The second phase of a five-year trial-operation of thorium based nuclear fuels is now under way. The international consortium established* in 2011 and led by Thor Energy is undertaking a sophisticated test-irradiation campaign in order to quantify the performance of the fuel and to qualify it for commercial use. The first thorium fuel specimens were loaded into the Norwegian fuel-testing reactor operated by the Institute for Energy Technology in Halden in April 2013, and the second round, loaded in late December 2015, is intended to verify test results and is a further step towards commercializing thorium as a supplement fuel in conventional nuclear reactors.
– With this second rig loaded in Halden, we have reached a major milestone and an important stepping stone towards commercial approval for thorium in existing light water reactors (LWRs),” said Øystein Asphjell, CEO of Thor Energy. – This rig represents a further step in the thorium evolution which will contribute towards the long-term sustainability of nuclear power in general and specifically for thorium as an additive and improvement to the uranium fuel cycle, Mr. Asphjell said.

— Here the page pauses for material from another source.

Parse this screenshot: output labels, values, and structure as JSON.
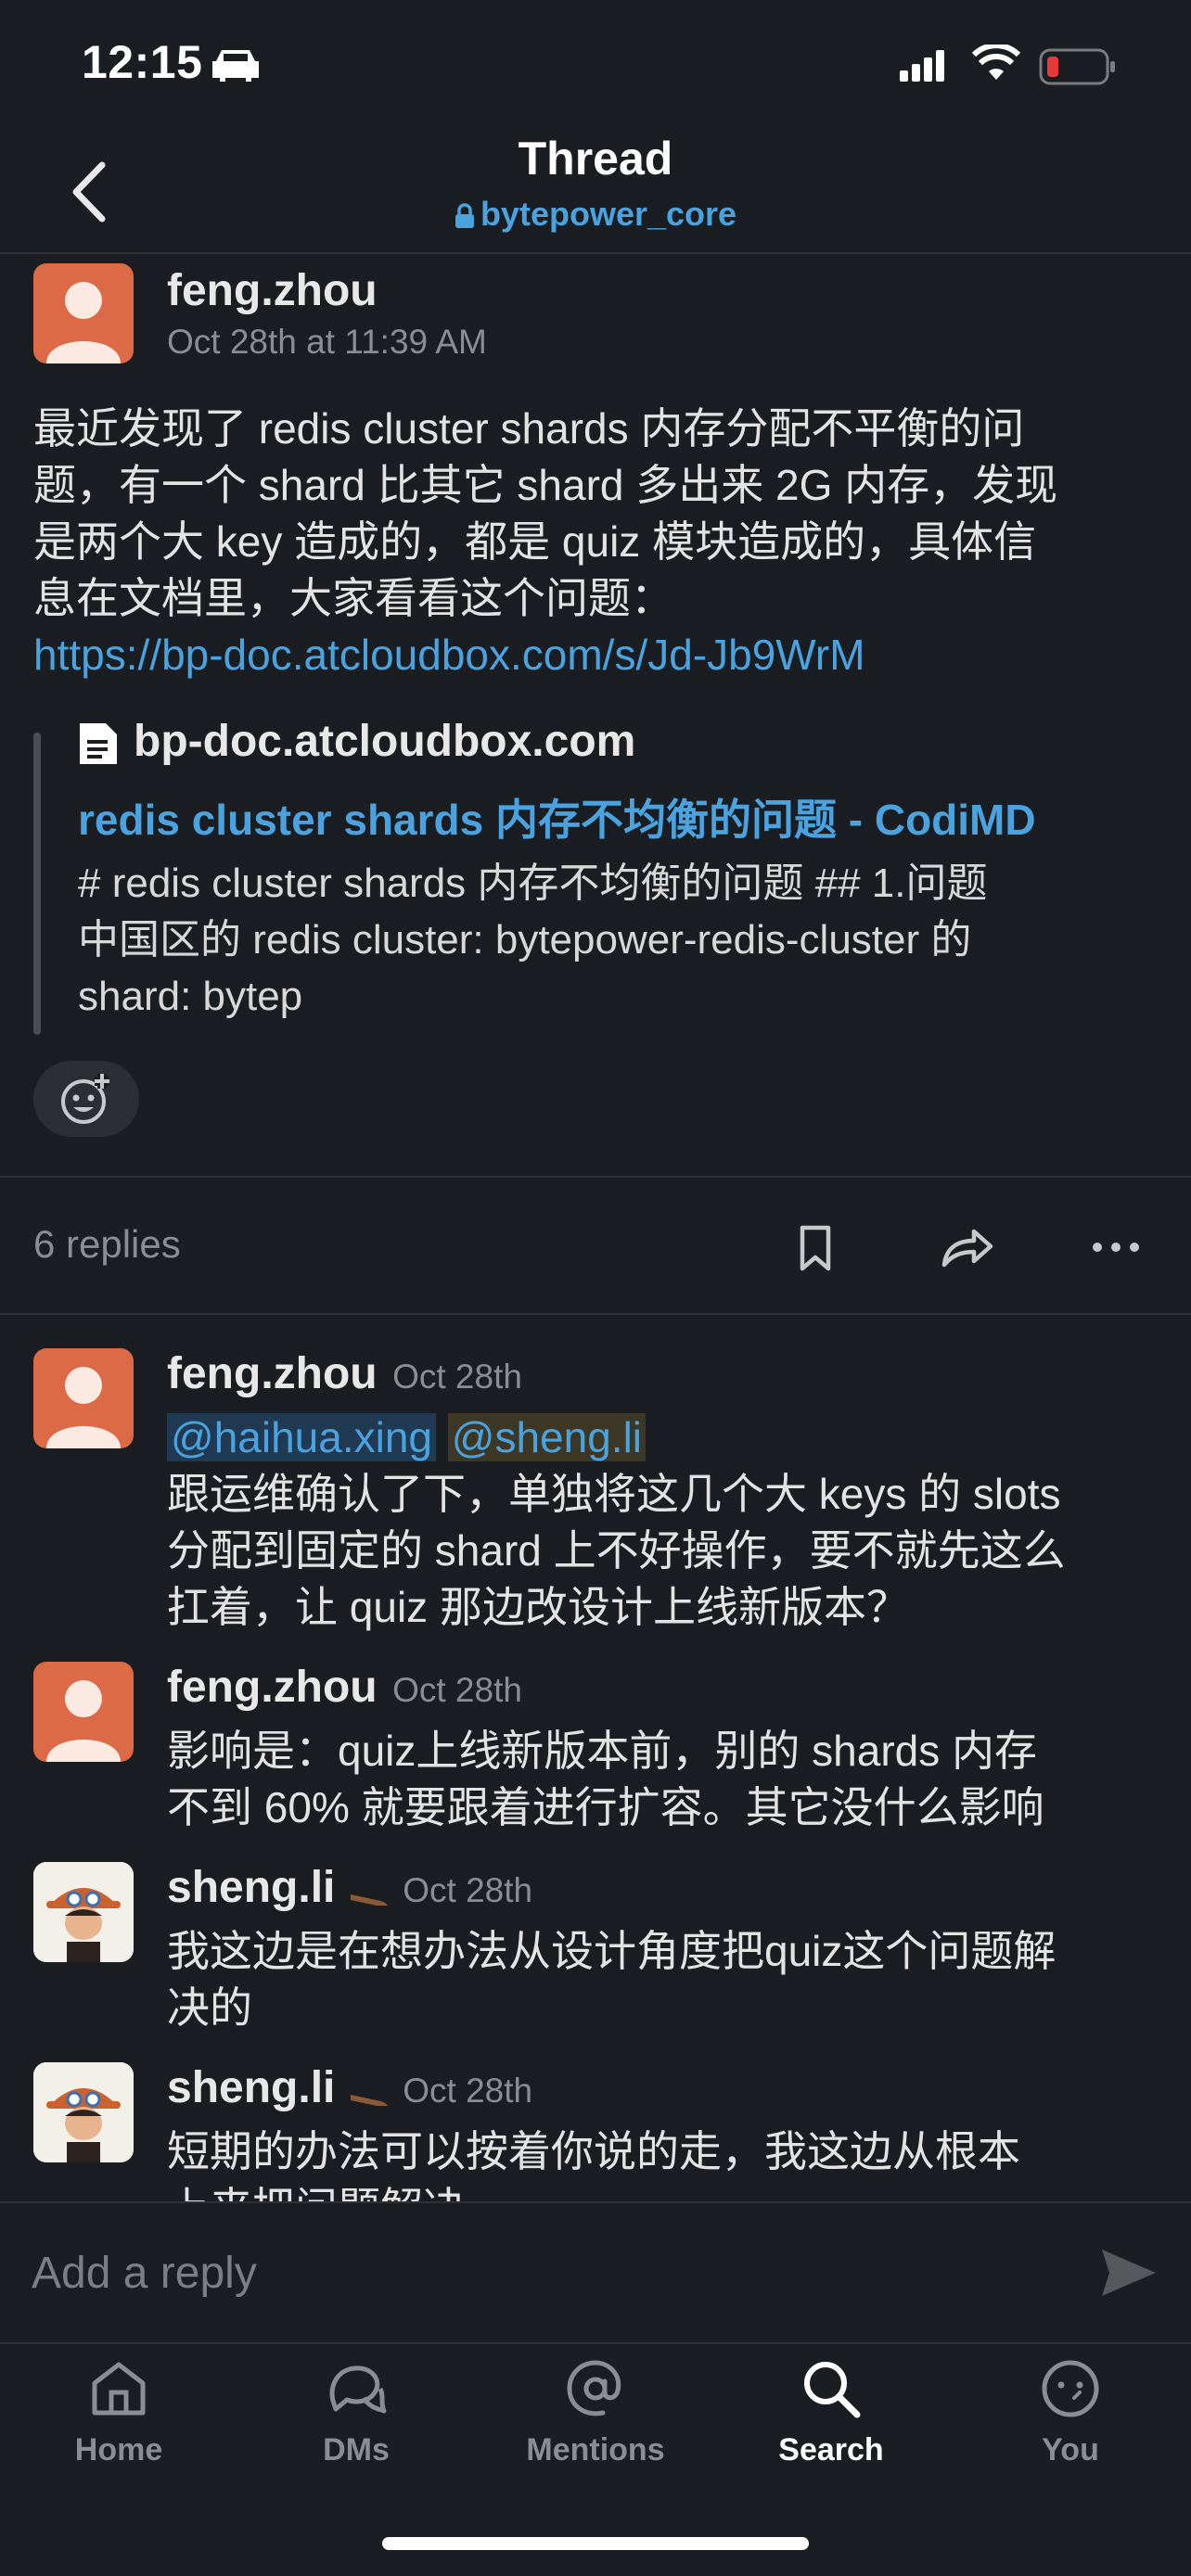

This second phase of the thorium irradiation consists of 12 fuel pins in a new, fully instrumented test fuel rig. It consists of three variants of ThAdd fuel, which are uranium-based pins with small fractions of thorium, four reference pins as well as two pins with Accident Tolerant Fuel from Korea Atomic Energy Research Institute, KAERI. The irradiation will produce a great deal of unique data from a number of parameters that describes how the fuel ceramic behaves as it operates for long periods in a reactor core in various conditions. The Halden test reactor allows for continuous data collection while the fuel operates in the reactor. The data acquired are necessary to confirm that the fuel could be implemented safely and productively in a commercial reactor and will support computer modeling efforts and the planning for follow-on testing in a commercial power reactor.
Three countries, China, India and Turkey, have so far declared thorium as part of their national power policy and the OECD-NEA has recently published a paper which concludes that implementation of thorium is sensible and reasonable in the long run, and that this evolution starts with combined uranium and thorium cycles in the near term.
Thorium oxide based fuels can provide advantageous material properties such as higher thermal conductivity and higher melting point – properties that lend safety margin benefits. Thorium fuels can produce less long-lived waste and they generate no new plutonium. Furthermore, they will help diversify the feedstock availability of the nuclear sector.
* The Thorium Irradiation Consortium is initiated and led by Thor Energy and has the Institute for Energy Technology (IFE), Norway, Westinghouse, Fortum (Finland), the UK’s National Nuclear Laboratory, Institute for Transuranium Elements (ITU), and the Korea Atomic Energy Research Institute (KAERI) as consortium partners.